Newswise — OMAHA, Neb. (Dec. 11, 2018) – About one in three women in their lifetime will be affected by stress urinary incontinence, a condition that results in intermittent urinary leakage during laughing, coughing, sneezing and exercise. Few will talk about it, thinking it is just a normal sign of aging. But a new, non-invasive device developed by a Creighton University professor could help women take control of the condition rather than simply managing it.

Stress urinary incontinence, caused by a weakened pelvic floor can have a tremendously negative effect on women’s lives, says Ruth Maher, assistant professor of physical therapy at Creighton and director of the Women’s Health Residency Program.

“The burden associated goes far beyond the cost of pads as medical and psychological morbidity in addition to quality of life are profoundly impacted,” says Maher. “It has a huge impact on the quality of life for women. Women will plan outings around available restrooms, choose not to wear certain clothes for fear of ruining them from leakage and severely curtail their exercise regimens which can have a severe impact on their health across their lifespan. Additionally, this type of incontinence  can impede intimacy for up to 65 percent of women because of leakage during sex.”

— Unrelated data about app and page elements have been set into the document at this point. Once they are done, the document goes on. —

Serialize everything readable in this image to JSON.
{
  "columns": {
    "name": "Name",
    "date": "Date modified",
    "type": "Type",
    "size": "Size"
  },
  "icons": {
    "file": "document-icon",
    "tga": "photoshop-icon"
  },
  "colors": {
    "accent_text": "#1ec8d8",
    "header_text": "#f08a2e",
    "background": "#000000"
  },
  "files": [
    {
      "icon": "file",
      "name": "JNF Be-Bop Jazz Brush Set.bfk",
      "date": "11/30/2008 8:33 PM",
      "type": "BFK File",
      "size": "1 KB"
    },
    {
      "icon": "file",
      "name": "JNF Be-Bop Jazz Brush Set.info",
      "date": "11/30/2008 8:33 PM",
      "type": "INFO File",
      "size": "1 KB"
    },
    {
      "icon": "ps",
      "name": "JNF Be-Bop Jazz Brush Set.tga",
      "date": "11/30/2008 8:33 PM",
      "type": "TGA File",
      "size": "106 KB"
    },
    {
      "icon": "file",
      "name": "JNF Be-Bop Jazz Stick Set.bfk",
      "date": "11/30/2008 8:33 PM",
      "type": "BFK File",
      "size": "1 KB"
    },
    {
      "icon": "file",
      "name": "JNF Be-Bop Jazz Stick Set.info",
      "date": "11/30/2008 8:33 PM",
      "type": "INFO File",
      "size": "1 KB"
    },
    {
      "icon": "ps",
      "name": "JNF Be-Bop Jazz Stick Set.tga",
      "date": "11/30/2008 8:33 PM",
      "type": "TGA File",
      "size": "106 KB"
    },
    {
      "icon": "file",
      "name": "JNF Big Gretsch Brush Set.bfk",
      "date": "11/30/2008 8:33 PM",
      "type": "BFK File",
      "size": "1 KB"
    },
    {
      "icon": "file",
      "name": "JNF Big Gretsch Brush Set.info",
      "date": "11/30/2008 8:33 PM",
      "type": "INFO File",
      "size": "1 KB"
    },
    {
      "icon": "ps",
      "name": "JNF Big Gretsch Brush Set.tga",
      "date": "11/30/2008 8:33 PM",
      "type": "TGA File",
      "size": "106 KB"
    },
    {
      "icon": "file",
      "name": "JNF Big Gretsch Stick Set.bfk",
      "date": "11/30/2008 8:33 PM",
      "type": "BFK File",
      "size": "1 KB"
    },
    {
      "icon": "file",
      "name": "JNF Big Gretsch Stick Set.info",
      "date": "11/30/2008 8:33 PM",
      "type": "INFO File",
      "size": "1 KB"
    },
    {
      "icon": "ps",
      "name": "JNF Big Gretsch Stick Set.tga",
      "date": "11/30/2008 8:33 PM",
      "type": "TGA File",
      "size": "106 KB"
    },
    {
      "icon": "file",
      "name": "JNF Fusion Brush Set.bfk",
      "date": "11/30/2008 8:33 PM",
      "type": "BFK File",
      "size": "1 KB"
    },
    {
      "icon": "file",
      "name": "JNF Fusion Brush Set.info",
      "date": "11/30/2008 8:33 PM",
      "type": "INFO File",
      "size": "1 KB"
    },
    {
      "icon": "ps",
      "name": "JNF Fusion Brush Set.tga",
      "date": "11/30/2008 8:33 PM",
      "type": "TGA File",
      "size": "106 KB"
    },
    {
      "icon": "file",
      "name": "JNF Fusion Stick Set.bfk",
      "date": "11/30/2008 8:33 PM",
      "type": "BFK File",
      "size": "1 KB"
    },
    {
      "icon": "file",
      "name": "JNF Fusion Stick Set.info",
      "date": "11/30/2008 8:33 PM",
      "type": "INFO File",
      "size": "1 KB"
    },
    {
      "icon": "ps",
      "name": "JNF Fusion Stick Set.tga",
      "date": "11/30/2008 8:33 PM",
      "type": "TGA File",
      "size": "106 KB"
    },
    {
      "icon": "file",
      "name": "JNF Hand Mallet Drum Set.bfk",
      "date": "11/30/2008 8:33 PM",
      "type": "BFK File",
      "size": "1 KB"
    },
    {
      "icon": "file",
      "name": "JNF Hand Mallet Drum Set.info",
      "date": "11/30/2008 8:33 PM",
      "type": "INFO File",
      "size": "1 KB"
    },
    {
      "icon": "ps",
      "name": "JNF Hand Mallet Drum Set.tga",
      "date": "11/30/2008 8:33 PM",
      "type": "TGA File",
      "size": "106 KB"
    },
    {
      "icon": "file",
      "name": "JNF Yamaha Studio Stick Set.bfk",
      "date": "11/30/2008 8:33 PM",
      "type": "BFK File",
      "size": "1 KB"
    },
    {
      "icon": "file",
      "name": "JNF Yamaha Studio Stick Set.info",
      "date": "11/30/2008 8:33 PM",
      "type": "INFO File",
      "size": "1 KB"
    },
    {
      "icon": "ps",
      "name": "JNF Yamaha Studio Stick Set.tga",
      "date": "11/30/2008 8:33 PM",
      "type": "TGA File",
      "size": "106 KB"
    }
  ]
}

Maher is one of the co-developers of the Innovo® therapy device, a non-invasive treatment for pelvic floor weakness that will soon be available in the United States. The device, manufactured by Atlantic Therapeutics in Galway, Ireland, is the first non-invasive transcutaneous electrical stimulation continence device to be cleared by the FDA in the U.S. The product has been available in Europe for several  years.

The non-invasive INNOVO® shorts send targeted impulses to integrated conductive panels to safely and effectively activate the muscles of the pelvic floor via patented technology. The shorts can be used in the privacy and comfort of home to enhance coordination and strength of the pelvic floor muscles. The device is controlled by handheld device that attaches to the garment.

According to the research, more than 87 percent of patients were dry or had mild leakage after a 12-week treatment period, with 93 percent of patients experiencing improvement in just four weeks.

Maher says it can be difficult to teach women how to do pelvic floor exercises correctly, because the muscles don’t move a joint, but instead aid in controlling pressure in the lumbopelvic region and of course in bowel and bladder function. Consequently, clinicians can have trouble determining if a patient is using the right muscles unless they perform a digital pelvic floor exam or use some type of imaging

Maher, in her research and teaching, uses ultrasound imaging and noticed when many women said they were doing pelvic floor exercises also known as Kegels, they were actually doing inappropriate contractions using muscle groups other than the pelvic floor groups. She notes about 40 percent of women are unable to voluntarily contract the pelvic floor muscles.

“The Innovo® therapy shorts facilitate a pelvic floor contraction and reproduce the same contraction consistently,” says Maher. “The benefit of this are two-fold: the strength and coordination of the pelvic floor improves, but more importantly the device improves the users awareness of their pelvic floor and improves their ability to perform appropriate contractions without the device In fact I encourage users to try to contract their pelvic floor muscles while using the shorts.”

The device will be available beginning in January by prescription only, but Maher says it will be available over the counter in the near future.

 More information about the US product is available here.